What you need to do. Within the records, find every line that includes the word "Lignes" and copy it.
+-------+
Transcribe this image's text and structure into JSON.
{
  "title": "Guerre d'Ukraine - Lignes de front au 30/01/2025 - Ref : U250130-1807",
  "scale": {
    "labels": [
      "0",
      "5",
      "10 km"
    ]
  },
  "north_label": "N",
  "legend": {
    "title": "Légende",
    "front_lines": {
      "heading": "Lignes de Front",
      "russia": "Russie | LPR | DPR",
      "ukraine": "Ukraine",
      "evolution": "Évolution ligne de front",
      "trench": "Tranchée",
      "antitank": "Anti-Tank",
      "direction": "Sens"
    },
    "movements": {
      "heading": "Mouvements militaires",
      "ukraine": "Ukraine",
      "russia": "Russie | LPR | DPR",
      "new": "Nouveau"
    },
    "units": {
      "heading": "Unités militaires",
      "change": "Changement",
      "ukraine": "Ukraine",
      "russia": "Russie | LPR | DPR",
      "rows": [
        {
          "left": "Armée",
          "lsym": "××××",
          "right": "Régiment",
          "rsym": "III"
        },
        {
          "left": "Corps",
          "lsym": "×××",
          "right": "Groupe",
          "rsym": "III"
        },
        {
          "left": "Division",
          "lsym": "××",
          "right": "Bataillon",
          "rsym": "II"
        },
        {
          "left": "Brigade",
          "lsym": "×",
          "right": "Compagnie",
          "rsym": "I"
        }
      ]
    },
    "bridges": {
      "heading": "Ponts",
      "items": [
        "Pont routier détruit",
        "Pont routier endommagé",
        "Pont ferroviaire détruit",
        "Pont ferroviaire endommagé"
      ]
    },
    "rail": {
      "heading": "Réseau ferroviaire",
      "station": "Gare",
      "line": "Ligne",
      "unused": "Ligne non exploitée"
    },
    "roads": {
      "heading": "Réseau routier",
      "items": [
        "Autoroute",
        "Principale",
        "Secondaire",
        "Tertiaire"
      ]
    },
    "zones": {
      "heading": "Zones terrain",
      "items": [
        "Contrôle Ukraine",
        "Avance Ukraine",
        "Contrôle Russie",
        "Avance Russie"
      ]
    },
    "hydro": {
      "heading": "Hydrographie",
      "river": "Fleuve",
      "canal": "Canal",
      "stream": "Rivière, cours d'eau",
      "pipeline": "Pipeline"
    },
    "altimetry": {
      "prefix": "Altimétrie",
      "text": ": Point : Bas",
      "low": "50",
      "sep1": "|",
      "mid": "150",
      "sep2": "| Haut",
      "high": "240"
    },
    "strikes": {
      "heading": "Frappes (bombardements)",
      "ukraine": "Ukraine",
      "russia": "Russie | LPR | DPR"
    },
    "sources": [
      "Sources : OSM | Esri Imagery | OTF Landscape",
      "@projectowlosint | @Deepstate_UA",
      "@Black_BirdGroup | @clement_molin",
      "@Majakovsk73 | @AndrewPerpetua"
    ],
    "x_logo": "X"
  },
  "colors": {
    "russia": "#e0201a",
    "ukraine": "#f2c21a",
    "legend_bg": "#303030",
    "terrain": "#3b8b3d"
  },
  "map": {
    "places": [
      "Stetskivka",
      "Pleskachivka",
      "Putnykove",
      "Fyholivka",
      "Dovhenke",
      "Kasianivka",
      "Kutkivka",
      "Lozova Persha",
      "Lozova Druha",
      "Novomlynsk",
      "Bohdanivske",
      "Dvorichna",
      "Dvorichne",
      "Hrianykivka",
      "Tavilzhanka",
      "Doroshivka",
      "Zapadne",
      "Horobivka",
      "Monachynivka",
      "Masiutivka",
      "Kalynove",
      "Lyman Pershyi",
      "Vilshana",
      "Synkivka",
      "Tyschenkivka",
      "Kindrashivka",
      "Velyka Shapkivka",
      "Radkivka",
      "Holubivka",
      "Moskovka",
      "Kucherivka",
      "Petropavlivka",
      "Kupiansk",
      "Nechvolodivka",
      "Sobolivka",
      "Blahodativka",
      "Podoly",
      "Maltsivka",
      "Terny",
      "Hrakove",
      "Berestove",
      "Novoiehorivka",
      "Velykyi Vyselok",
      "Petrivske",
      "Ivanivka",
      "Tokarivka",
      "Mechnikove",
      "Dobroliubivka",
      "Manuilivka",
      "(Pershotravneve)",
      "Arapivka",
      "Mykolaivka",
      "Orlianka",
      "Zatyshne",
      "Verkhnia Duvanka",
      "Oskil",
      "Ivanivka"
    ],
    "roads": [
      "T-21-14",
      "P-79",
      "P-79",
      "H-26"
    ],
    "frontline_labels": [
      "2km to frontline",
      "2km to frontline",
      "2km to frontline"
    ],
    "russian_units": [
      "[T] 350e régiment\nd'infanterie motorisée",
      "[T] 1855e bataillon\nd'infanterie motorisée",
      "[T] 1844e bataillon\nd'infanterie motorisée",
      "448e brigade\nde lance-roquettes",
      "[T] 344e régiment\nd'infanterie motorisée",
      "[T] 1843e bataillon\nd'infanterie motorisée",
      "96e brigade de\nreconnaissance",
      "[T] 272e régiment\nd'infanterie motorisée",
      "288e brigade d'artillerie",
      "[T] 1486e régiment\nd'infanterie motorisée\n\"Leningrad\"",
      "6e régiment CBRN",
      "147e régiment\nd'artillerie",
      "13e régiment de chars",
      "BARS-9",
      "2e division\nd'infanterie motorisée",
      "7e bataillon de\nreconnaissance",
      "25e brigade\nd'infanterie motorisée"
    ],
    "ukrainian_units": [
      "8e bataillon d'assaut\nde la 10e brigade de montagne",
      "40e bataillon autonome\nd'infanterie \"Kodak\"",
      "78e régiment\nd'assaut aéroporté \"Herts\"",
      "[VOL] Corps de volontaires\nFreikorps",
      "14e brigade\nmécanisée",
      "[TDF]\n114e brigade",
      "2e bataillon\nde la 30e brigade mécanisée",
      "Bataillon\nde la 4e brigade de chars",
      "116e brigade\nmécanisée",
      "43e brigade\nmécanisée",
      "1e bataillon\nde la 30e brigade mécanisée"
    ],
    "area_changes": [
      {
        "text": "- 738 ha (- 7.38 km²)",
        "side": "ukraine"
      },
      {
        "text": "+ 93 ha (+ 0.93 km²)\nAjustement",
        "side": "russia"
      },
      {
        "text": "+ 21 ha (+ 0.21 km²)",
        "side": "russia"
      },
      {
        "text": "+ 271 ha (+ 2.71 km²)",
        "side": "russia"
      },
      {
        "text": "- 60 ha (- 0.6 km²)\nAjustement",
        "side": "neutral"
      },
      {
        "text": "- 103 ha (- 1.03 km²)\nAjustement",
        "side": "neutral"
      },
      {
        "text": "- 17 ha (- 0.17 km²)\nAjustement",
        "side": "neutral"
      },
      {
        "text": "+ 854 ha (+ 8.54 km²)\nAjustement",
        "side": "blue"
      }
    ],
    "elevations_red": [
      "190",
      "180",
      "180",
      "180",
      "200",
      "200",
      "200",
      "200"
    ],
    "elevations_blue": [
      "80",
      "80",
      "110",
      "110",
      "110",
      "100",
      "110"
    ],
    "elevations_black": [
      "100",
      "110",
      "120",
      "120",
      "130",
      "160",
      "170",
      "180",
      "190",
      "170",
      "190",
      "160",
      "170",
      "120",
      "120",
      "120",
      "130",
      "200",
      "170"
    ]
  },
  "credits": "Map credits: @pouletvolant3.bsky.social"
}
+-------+
Task response.
  "title": "Guerre d'Ukraine - Lignes de front au 30/01/2025 - Ref : U250130-1807",
      "heading": "Lignes de Front",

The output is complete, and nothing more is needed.